  • Max Length: 10 feet or 5 feet
  • Folded Length: 28 inches (10 foot model) / 12 inches (5-foot model) 
  • Weight: 1.55 pounds (5-foot model)
  • Price: $55 (5-foot); $90 (10-foot)


  • Light, packable, and portable


  • Shorter length

If you’ve got to trim shooting lanes well off the trail, you need a collapsable, packable saw like the Hooyman. There are two versions of this saw: a 10-foot model that collapses down to 28 inches or a 5-foot model that collapses down to just 12 inches. The 10-foot model is great for clearing lanes before the season. You could easily stash the 5-foot model in your hunting pack, so when you climb into your stand only to notice there’s a limb blocking the main trail, you can stealthily saw it down. This is an ideal tool for hang-and-hunt bowhunters who might have to clear only a branch or two for their treestand setup. 

The saw part is removable, so you can use it as a handsaw if you like. The Megabite teeth on the saw are super aggressive and chew through branches quickly. 


Q: What is a pole saw?

Quite simply, it’s a saw at the end of a pole. Pole saws are used to cut branches at height. Never (ever), use a ladder and chainsaw to cut branches or limbs. 

Q: How to use a pole saw?

The first thing you should do is throw on some safety gear.
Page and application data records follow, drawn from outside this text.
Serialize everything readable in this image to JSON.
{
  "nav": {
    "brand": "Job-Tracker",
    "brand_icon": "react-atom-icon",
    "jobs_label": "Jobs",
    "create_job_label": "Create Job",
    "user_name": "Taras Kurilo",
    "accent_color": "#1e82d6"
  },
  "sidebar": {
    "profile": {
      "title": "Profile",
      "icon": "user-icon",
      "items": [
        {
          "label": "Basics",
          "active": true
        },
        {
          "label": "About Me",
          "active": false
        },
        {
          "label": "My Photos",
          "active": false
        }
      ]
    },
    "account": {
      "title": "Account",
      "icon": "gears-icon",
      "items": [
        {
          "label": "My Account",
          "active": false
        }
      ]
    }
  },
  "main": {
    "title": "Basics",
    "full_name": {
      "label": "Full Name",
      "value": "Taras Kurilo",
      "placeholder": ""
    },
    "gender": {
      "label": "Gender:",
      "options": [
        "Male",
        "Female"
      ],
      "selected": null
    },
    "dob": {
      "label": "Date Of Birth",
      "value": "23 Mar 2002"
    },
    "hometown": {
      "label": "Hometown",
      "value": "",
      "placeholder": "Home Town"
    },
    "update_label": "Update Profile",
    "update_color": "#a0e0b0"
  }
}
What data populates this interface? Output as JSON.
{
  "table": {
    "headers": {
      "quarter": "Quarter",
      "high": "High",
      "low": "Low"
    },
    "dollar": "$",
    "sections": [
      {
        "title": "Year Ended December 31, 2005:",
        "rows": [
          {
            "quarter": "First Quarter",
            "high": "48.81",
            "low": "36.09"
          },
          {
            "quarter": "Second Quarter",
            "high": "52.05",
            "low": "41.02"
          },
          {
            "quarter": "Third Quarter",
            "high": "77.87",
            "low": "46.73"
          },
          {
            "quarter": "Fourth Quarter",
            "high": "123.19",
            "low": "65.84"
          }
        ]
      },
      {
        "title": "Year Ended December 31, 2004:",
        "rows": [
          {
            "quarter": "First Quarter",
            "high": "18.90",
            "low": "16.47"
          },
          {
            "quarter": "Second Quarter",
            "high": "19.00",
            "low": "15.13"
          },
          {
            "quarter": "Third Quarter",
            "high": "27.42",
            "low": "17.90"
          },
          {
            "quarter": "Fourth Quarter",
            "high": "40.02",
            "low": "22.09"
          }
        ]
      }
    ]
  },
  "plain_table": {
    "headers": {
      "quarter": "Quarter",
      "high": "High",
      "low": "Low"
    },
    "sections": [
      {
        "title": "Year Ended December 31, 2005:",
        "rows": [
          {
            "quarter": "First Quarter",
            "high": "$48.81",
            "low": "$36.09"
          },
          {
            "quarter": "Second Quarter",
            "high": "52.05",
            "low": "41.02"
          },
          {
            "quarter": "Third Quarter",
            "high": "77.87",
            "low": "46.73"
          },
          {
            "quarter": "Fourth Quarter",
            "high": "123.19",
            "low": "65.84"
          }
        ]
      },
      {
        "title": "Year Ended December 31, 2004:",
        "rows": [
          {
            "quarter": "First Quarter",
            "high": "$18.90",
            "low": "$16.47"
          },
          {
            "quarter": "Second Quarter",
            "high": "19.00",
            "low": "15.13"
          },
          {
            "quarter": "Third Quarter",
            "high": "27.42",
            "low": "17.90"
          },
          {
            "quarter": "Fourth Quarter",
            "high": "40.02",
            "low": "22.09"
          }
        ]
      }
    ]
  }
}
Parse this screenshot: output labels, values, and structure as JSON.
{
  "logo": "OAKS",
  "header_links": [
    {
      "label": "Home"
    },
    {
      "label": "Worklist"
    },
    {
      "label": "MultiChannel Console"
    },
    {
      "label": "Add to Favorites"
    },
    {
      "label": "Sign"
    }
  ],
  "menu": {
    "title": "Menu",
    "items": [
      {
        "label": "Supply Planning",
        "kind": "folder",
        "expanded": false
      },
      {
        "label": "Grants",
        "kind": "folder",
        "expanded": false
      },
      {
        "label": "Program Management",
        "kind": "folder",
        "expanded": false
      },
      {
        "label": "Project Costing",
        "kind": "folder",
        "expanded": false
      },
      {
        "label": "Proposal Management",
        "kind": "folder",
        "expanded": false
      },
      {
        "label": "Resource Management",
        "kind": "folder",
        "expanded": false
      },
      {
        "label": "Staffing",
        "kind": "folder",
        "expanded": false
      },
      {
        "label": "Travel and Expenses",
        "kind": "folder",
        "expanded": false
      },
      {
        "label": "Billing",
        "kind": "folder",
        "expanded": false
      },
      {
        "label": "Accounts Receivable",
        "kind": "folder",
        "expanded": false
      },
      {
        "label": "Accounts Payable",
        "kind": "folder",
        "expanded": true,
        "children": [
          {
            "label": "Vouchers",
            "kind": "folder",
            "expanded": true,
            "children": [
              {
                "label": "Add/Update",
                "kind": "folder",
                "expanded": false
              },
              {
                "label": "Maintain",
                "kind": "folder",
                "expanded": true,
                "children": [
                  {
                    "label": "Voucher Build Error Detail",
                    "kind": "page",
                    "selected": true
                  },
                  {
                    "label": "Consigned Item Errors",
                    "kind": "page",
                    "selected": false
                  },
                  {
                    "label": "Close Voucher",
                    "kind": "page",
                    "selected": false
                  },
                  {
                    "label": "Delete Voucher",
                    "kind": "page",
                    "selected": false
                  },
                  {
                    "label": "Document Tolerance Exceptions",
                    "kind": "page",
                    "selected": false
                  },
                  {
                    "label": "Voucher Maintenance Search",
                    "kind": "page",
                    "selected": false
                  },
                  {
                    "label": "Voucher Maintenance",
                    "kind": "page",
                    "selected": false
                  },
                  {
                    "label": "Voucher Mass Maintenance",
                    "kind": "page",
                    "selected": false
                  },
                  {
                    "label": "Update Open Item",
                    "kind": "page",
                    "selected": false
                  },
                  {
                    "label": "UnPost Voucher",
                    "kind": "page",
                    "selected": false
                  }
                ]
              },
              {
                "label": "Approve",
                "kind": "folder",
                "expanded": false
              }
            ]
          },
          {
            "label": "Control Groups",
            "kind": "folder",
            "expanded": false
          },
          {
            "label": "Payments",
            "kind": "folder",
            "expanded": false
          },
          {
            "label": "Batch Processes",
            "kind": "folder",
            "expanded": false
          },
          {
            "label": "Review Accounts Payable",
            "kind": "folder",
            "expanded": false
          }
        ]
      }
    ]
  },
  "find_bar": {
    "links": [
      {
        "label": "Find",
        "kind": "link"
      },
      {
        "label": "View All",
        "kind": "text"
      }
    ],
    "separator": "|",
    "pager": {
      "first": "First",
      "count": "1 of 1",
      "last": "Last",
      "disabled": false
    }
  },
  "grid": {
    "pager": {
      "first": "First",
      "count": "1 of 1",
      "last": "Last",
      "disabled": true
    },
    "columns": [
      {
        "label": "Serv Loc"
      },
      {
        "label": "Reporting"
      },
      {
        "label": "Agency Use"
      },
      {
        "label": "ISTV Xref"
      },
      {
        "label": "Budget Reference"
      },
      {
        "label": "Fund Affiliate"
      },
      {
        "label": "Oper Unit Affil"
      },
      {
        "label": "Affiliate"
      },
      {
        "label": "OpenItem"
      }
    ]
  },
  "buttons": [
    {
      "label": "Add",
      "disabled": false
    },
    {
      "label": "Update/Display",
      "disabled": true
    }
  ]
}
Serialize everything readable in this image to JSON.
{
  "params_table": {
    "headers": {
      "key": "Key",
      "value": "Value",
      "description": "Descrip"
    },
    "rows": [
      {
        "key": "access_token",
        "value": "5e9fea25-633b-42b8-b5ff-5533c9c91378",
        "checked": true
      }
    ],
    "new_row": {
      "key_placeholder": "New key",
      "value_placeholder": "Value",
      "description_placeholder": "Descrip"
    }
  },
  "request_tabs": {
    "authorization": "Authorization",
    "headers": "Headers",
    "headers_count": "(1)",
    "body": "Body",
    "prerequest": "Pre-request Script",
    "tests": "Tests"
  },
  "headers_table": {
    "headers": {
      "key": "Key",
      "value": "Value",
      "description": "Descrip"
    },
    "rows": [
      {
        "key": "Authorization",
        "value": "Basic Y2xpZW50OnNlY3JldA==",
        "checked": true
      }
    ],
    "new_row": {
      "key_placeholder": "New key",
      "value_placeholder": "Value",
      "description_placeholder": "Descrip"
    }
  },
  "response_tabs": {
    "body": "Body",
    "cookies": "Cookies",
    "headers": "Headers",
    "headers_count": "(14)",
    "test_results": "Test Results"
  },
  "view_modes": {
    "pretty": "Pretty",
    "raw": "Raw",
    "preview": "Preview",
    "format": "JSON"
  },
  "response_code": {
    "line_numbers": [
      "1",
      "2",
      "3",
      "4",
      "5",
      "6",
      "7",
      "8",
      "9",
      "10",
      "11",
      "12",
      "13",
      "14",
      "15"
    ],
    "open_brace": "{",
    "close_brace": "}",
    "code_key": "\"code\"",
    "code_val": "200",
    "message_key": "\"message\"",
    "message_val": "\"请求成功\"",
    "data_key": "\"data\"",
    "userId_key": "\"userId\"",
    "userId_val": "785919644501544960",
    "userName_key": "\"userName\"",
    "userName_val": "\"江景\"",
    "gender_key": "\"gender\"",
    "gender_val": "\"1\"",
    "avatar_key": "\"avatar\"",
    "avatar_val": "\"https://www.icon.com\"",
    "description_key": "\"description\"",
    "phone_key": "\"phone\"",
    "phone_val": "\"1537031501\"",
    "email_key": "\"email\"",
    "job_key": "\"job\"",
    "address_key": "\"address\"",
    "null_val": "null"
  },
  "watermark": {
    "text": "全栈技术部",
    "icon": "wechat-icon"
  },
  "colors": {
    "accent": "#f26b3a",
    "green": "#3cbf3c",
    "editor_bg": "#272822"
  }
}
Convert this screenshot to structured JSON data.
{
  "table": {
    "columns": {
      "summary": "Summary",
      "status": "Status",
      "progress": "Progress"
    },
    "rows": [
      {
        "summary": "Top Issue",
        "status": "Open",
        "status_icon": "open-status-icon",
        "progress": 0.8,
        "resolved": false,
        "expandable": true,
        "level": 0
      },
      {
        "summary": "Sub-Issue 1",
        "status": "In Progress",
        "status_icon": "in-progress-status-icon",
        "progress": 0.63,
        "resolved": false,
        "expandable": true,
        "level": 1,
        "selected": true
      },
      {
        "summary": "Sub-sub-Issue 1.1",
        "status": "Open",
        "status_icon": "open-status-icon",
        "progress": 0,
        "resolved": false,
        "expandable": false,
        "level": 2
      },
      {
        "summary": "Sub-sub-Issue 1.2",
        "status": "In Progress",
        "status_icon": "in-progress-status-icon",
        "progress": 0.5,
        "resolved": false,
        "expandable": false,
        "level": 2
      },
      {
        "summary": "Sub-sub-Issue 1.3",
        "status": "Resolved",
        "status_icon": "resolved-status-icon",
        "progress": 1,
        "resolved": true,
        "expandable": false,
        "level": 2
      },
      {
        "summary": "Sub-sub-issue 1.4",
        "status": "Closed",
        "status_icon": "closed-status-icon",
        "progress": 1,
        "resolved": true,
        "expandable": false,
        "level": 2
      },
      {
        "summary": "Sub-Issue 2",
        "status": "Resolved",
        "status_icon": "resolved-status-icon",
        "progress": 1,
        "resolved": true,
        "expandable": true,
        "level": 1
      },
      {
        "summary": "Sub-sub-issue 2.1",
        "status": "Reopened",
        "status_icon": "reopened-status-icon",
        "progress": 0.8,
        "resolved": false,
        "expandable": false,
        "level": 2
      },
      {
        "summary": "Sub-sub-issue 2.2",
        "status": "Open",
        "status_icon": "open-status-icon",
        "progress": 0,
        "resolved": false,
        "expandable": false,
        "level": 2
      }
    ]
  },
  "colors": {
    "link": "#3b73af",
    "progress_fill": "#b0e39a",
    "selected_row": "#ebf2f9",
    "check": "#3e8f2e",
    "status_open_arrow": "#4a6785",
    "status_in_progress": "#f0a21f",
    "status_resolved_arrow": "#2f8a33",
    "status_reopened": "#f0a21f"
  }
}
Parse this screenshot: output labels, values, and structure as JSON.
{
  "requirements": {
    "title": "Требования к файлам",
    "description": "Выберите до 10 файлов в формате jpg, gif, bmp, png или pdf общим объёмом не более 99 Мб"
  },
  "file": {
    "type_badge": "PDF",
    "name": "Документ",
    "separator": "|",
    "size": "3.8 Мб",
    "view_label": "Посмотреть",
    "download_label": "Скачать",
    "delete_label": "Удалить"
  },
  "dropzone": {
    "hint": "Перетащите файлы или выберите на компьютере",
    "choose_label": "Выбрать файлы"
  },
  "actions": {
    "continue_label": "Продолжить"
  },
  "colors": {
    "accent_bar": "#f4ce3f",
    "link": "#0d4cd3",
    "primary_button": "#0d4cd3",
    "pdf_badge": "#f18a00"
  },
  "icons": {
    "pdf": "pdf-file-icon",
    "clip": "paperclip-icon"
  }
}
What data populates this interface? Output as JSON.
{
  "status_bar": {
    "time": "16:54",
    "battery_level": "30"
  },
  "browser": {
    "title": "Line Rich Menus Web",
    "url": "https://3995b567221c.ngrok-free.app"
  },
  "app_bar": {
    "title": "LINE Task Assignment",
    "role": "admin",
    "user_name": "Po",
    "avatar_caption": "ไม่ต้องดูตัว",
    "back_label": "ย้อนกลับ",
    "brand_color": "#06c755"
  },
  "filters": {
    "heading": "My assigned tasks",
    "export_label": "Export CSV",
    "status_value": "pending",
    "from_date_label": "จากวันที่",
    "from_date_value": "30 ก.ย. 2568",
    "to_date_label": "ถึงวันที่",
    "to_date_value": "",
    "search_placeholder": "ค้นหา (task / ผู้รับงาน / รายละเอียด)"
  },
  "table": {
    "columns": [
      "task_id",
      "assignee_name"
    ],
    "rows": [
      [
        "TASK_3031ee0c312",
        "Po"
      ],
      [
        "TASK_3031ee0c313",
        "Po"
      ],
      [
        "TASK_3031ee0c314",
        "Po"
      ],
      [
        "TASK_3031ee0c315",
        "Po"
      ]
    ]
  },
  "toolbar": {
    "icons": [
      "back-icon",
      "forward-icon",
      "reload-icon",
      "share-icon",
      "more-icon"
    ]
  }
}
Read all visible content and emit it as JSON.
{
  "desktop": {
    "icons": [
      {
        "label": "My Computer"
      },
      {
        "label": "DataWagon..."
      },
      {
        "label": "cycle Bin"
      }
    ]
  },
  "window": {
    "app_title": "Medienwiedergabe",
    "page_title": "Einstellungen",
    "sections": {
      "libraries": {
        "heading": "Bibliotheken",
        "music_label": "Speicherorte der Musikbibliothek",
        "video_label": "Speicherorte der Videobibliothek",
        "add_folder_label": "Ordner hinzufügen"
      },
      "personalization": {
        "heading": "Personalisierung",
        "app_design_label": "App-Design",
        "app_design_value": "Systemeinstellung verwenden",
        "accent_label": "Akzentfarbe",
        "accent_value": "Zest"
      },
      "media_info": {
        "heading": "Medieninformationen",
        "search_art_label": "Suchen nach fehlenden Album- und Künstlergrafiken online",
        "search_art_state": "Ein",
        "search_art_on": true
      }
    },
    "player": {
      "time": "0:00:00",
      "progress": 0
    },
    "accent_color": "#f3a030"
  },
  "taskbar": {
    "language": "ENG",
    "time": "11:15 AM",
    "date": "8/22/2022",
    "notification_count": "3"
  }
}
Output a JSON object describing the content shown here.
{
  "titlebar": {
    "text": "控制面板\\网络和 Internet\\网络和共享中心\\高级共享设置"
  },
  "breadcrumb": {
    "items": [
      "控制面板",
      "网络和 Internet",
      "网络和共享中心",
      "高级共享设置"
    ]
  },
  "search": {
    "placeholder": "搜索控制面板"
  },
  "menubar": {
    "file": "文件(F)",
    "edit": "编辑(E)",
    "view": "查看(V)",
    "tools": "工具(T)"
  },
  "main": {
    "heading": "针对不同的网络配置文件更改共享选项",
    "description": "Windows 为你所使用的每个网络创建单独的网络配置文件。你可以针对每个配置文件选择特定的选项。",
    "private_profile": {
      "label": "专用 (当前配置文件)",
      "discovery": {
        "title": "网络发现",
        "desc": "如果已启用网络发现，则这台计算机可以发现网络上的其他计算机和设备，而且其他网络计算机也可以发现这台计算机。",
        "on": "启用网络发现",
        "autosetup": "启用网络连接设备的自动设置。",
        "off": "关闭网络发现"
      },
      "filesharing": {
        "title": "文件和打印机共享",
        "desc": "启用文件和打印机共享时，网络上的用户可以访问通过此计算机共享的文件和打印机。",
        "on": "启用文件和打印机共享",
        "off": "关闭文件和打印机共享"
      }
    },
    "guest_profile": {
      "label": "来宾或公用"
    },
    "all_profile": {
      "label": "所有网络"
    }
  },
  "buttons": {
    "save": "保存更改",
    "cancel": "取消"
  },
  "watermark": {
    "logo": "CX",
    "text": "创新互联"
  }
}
Eye protection and gloves at a minimum, but a forestry helmet with a face shield is even better. You’re going to be cutting branches above your head, so there’s a good chance saw dust and debris will fall toward your face while you’re looking up. Then make sure you can reach the branch you want to cut without standing directly beneath it—you will not be able to move out of the way quickly enough when the branch begins to fall. Then begin to cut from the top of the branch. Gravity pulling the branch down will keep your blade from getting pinched. Make your cut close to the tree so the branch doesn’t flex as much. 

Q: What’s the best pole saw?

The Stihl HT 135 is one of the fastest, most powerful, and most capable pole saws on the consumer market. It’s quite expensive.

Final Thoughts on the Best Pole Saws

There are a ton of pole saws out there and all of them will work on simple jobs around the yard. However if you have more serious work that needs to be done, like cutting shooting lanes deep in the woods or trimming large limbs on a heavily forested property, then you need a specialty tool. One of the pole saws in this review will get the job done. 

Alex Robinson Avatar

Alex Robinson


Alex Robinson is Outdoor Life’s editor-in-chief. He oversees an ace team of writers, photographers, and editors who are scattered across the continent and cover everything from backcountry sheep hunting to trail running. He lives in Grant, Minnesota, with his supportive wife, well-mannered duck dog, and feral toddler.